## REQUIRED WORK:
The records below are to be repeated exactly, and their pictures left out.

## INFORMATION SUPPLIED:
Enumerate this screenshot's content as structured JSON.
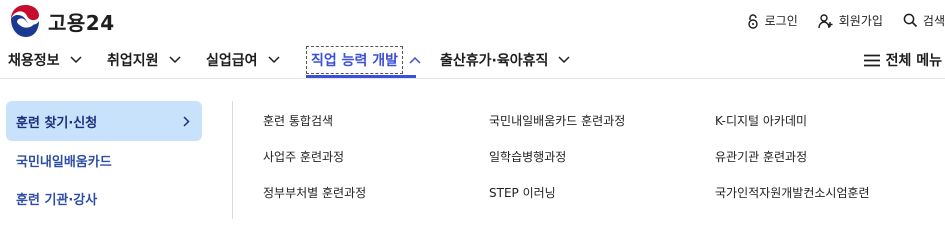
{
  "site": {
    "logo_text": "고용24"
  },
  "util_nav": {
    "login": "로그인",
    "signup": "회원가입",
    "search": "검색"
  },
  "gnb": {
    "items": [
      {
        "label": "채용정보"
      },
      {
        "label": "취업지원"
      },
      {
        "label": "실업급여"
      },
      {
        "label": "직업 능력 개발"
      },
      {
        "label": "출산휴가·육아휴직"
      }
    ],
    "active_index": 3,
    "all_menu": "전체 메뉴"
  },
  "submenu": {
    "side": [
      {
        "label": "훈련 찾기·신청"
      },
      {
        "label": "국민내일배움카드"
      },
      {
        "label": "훈련 기관·강사"
      }
    ],
    "links": [
      [
        "훈련 통합검색",
        "국민내일배움카드 훈련과정",
        "K-디지털 아카데미"
      ],
      [
        "사업주 훈련과정",
        "일학습병행과정",
        "유관기관 훈련과정"
      ],
      [
        "정부부처별 훈련과정",
        "STEP 이러닝",
        "국가인적자원개발컨소시엄훈련"
      ]
    ]
  },
  "colors": {
    "accent": "#3b4fd8",
    "side_active_bg": "#c9e2fb",
    "side_text": "#2f4ea8"
  }
}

## ANSWER SPACE:
Enumerate this screenshot's content as structured JSON.
{
  "site": {
    "logo_text": "고용24"
  },
  "util_nav": {
    "login": "로그인",
    "signup": "회원가입",
    "search": "검색"
  },
  "gnb": {
    "items": [
      {
        "label": "채용정보"
      },
      {
        "label": "취업지원"
      },
      {
        "label": "실업급여"
      },
      {
        "label": "직업 능력 개발"
      },
      {
        "label": "출산휴가·육아휴직"
      }
    ],
    "active_index": 3,
    "all_menu": "전체 메뉴"
  },
  "submenu": {
    "side": [
      {
        "label": "훈련 찾기·신청"
      },
      {
        "label": "국민내일배움카드"
      },
      {
        "label": "훈련 기관·강사"
      }
    ],
    "links": [
      [
        "훈련 통합검색",
        "국민내일배움카드 훈련과정",
        "K-디지털 아카데미"
      ],
      [
        "사업주 훈련과정",
        "일학습병행과정",
        "유관기관 훈련과정"
      ],
      [
        "정부부처별 훈련과정",
        "STEP 이러닝",
        "국가인적자원개발컨소시엄훈련"
      ]
    ]
  },
  "colors": {
    "accent": "#3b4fd8",
    "side_active_bg": "#c9e2fb",
    "side_text": "#2f4ea8"
  }
}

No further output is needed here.